  • RedShirt USS Enterprise, UT
    Feb. 8, 2013 11:49 a.m.

    Can somebody tell me where in the Constitution it states that there is a separation between church and state? The closest that I can find is that we can't have a state religion.

    The bigger question is why do all of you liberals and the ACLU support athiesism or secular humanism as the religion of choice? Why do you discriminate against Christians and Jews?

  • Tolstoy salt lake, UT
    Feb. 8, 2013 9:52 a.m.

    Your ins of right it protects ALL religious beliefs (not just yours) which means we do not elevate one above all others which having a portrait of Jesus in school does.

  • 3grandslams Iowa City, IA
    Feb. 8, 2013 8:02 a.m.

    The Constitution protects religion, not hides it. If in any place this picture should be protected is in public schools that receive Federal money.

  • IMAN Marlborough, MA
    Feb. 8, 2013 7:51 a.m.

    Big proprs to the ACLU! They are concerned with ALL americans rights.

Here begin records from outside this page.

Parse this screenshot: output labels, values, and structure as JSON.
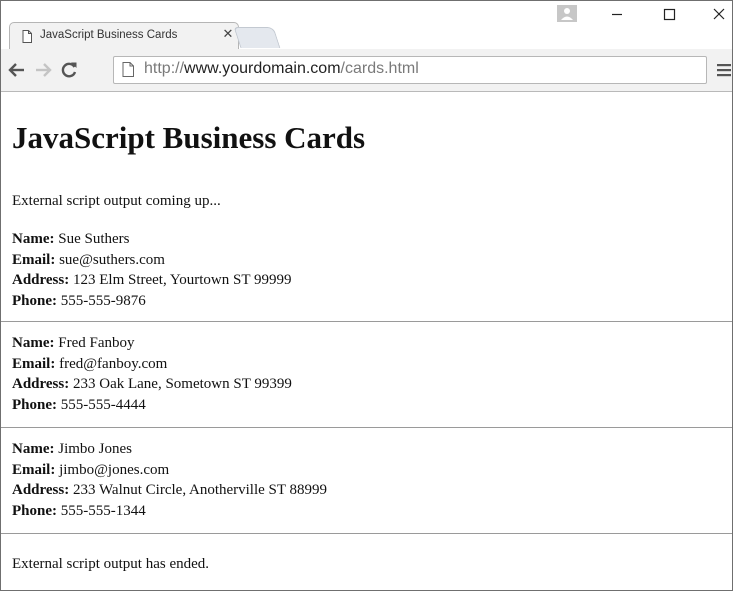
{
  "browser": {
    "tab": {
      "title": "JavaScript Business Cards",
      "close_icon": "close-icon"
    },
    "url": {
      "scheme": "http://",
      "host": "www.yourdomain.com",
      "path": "/cards.html"
    },
    "icons": {
      "back": "back-arrow-icon",
      "forward": "forward-arrow-icon",
      "reload": "reload-icon",
      "page": "page-icon",
      "menu": "hamburger-menu-icon",
      "profile": "profile-icon",
      "minimize": "minimize-icon",
      "maximize": "maximize-icon",
      "close": "close-icon"
    }
  },
  "page": {
    "title": "JavaScript Business Cards",
    "intro": "External script output coming up...",
    "outro": "External script output has ended.",
    "labels": {
      "name": "Name:",
      "email": "Email:",
      "address": "Address:",
      "phone": "Phone:"
    },
    "cards": [
      {
        "name": "Sue Suthers",
        "email": "sue@suthers.com",
        "address": "123 Elm Street, Yourtown ST 99999",
        "phone": "555-555-9876"
      },
      {
        "name": "Fred Fanboy",
        "email": "fred@fanboy.com",
        "address": "233 Oak Lane, Sometown ST 99399",
        "phone": "555-555-4444"
      },
      {
        "name": "Jimbo Jones",
        "email": "jimbo@jones.com",
        "address": "233 Walnut Circle, Anotherville ST 88999",
        "phone": "555-555-1344"
      }
    ]
  }
}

Not just some.

  • JoeBlow Far East USA, SC
    Feb. 8, 2013 7:28 a.m.

    I am amused that in portraits, Jesus is always portrayed as a fair skinned American looking man.

    Seriously, what are the chances of that?

  • SME Bountiful, UT
    Feb. 8, 2013 7:02 a.m.

    The ACLU was founded with the intent to remove all religious expression from public life, unlike many organizations, they have remained true to their original purpose.

  • Pagan Salt Lake City, UT
    Feb. 7, 2013 11:12 p.m.

    I know an excellent place for a portrait of Jesus.

    In a church.

  • The Scientist Provo, UT
    Feb. 7, 2013 8:50 p.m.

    Take it down.